## REQUIRED ACTION
Go through the listing and return every line with "true" in it.

## EXERCISE DATA
--------------------

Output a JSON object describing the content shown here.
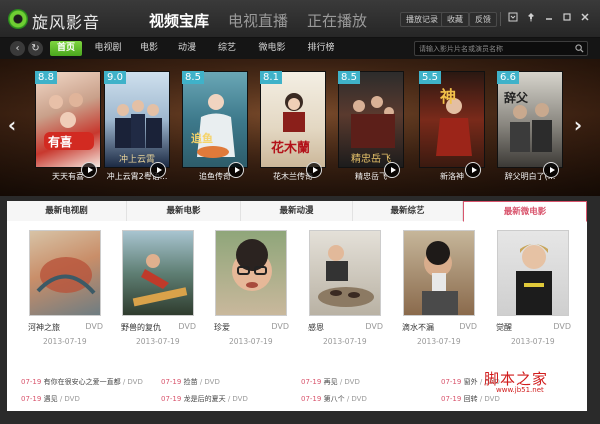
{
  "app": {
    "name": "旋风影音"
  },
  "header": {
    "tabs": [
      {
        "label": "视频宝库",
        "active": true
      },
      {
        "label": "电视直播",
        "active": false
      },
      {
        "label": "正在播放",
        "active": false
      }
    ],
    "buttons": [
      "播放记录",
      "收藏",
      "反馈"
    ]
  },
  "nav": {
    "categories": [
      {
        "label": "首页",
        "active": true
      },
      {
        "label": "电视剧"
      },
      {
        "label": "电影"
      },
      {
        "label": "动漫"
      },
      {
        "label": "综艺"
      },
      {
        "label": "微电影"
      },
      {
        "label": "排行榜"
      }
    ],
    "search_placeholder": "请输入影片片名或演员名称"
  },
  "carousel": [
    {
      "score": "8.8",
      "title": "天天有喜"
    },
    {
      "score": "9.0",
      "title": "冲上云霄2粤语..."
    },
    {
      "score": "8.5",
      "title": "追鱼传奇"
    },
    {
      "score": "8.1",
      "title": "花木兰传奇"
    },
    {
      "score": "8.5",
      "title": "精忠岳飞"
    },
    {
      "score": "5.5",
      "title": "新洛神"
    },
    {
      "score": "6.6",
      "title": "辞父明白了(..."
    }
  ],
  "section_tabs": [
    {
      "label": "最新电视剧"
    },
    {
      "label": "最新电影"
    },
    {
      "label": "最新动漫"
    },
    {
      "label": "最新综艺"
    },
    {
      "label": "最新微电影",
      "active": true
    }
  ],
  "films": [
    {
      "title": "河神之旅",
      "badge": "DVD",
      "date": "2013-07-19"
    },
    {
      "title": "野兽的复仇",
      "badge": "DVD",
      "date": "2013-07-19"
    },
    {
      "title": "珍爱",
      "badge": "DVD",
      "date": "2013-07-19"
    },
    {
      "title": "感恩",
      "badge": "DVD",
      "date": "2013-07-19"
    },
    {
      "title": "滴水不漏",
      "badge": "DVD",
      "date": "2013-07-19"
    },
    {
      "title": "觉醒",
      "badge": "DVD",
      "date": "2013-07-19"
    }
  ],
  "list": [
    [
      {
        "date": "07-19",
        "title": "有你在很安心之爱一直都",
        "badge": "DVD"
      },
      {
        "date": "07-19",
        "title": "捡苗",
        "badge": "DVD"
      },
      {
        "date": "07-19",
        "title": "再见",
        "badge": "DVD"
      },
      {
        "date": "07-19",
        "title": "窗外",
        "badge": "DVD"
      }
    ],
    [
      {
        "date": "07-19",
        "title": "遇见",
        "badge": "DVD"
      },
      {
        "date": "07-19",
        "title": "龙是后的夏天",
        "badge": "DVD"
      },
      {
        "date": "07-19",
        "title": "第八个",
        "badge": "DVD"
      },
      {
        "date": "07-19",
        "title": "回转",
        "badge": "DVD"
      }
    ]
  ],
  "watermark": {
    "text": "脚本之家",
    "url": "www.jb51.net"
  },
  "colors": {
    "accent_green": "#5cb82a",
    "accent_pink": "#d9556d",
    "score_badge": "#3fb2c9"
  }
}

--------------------

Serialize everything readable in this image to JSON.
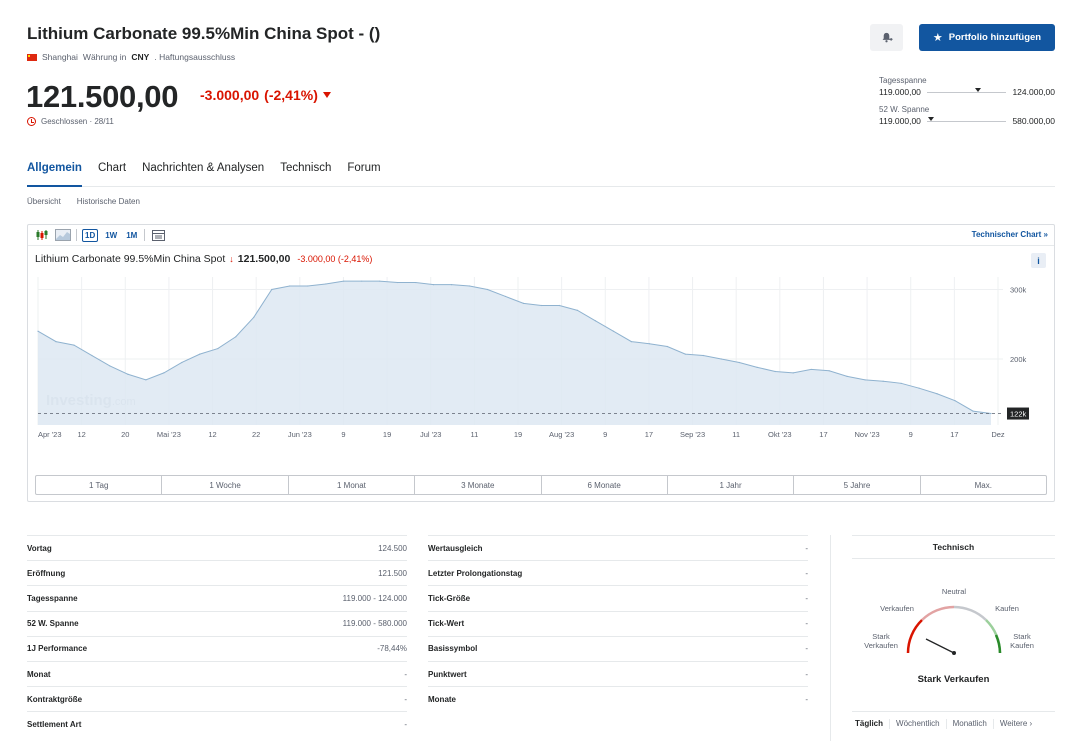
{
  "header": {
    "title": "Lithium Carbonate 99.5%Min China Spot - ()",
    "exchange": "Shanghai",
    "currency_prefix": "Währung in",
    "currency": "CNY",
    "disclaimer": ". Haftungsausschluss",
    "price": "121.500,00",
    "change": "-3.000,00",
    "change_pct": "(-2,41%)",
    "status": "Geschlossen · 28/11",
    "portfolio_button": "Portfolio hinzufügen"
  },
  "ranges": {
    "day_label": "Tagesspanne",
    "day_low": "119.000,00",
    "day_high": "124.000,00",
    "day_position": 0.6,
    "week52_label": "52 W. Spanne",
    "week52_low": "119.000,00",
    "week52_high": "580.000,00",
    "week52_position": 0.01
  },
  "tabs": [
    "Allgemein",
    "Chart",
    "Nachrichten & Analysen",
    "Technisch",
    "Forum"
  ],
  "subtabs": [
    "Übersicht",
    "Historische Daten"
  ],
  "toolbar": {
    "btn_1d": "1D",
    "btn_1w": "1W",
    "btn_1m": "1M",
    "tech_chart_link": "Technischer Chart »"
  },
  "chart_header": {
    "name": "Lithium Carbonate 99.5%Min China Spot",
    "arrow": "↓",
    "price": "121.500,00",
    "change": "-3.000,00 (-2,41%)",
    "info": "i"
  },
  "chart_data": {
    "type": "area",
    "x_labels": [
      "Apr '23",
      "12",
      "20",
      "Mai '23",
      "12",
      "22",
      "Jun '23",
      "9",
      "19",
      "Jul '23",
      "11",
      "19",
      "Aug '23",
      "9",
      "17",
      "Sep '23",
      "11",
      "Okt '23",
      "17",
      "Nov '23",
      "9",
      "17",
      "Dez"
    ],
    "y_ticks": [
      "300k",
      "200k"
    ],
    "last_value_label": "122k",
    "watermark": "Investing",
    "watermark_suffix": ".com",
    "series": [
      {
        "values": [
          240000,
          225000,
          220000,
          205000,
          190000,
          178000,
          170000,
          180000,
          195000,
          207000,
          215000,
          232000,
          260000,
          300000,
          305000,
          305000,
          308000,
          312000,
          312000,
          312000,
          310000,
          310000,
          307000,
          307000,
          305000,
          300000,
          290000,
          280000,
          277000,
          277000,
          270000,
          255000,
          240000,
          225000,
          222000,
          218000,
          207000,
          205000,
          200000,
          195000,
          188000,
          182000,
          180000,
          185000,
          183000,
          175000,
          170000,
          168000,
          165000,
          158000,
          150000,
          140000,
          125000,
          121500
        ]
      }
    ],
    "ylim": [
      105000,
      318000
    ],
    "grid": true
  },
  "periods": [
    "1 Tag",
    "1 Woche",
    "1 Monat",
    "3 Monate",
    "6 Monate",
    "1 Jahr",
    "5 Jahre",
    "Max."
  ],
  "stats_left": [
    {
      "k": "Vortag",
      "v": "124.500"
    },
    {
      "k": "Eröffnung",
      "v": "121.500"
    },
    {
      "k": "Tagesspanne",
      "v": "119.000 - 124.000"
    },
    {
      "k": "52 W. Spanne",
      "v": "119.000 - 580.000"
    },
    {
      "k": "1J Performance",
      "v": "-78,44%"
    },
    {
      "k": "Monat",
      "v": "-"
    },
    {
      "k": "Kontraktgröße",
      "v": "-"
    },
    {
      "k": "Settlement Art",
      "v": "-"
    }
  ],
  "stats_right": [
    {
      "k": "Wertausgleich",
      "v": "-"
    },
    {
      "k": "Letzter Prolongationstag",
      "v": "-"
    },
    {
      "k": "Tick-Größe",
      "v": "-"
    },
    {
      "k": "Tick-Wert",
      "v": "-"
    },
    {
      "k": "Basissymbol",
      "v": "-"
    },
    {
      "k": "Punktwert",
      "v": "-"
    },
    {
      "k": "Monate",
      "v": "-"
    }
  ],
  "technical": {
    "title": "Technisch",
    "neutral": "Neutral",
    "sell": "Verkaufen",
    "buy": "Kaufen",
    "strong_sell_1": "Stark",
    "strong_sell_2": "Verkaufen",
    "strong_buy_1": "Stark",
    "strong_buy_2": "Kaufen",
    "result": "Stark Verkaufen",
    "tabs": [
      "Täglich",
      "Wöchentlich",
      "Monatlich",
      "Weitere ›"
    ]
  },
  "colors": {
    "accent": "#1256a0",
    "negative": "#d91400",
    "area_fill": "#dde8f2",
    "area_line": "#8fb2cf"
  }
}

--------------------

## YOUR RESPONSE
        "active": true
        "active": true
      "active": true
    "grid": true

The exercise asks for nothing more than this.